[TASK STATEMENT]:
How many of the lines below contain "Тарас"? Answer with that number alone.

(SOURCE INFORMATION)

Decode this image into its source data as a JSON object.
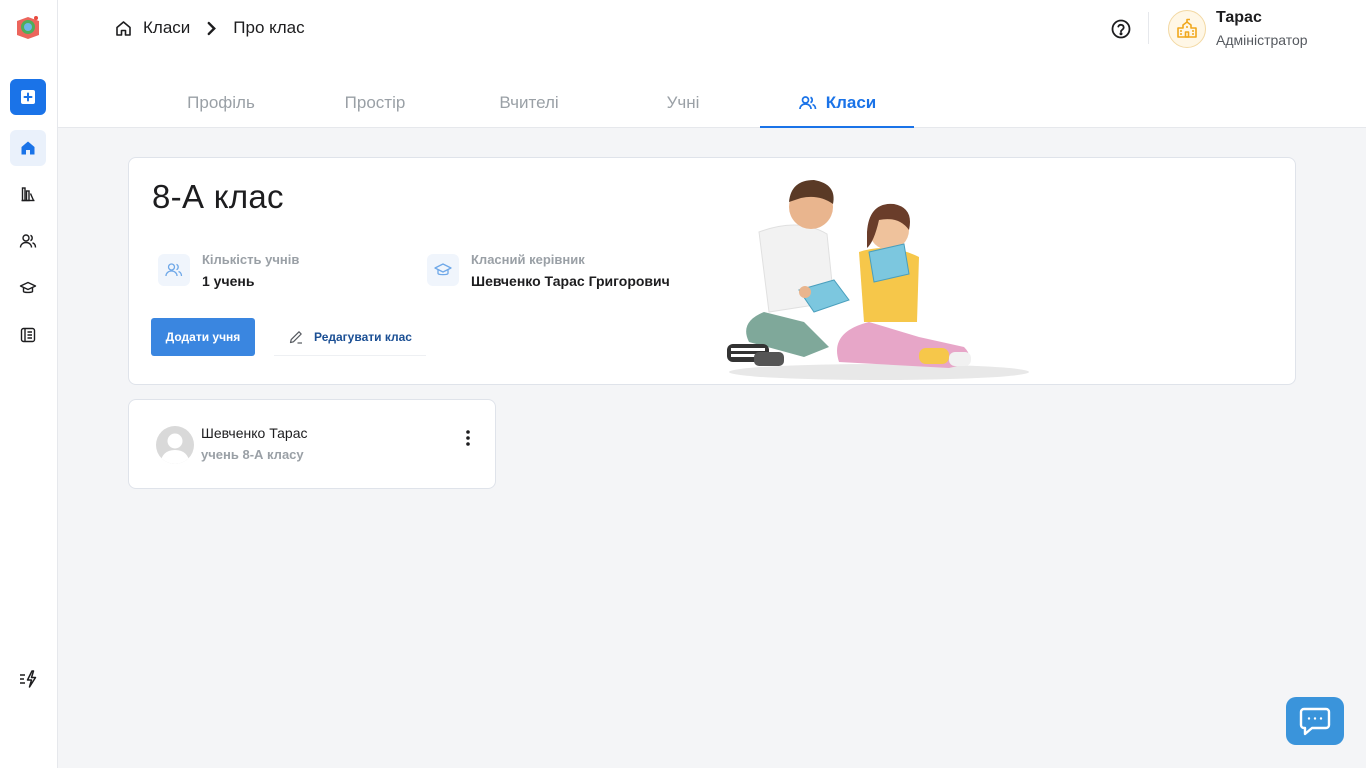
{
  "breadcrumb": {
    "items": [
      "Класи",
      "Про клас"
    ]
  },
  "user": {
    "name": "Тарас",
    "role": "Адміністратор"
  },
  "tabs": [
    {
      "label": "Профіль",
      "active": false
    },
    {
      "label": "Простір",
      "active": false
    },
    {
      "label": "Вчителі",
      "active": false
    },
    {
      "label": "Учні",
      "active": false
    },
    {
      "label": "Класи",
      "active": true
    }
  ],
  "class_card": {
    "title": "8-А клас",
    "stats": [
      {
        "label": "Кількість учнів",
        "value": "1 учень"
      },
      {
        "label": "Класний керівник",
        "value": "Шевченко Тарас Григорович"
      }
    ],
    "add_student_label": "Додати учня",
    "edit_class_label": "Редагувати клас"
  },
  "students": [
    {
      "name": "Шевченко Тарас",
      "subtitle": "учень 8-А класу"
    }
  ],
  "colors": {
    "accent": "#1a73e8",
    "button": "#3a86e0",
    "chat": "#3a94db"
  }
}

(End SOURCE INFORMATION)

[REPLY TO THE TASK]:
3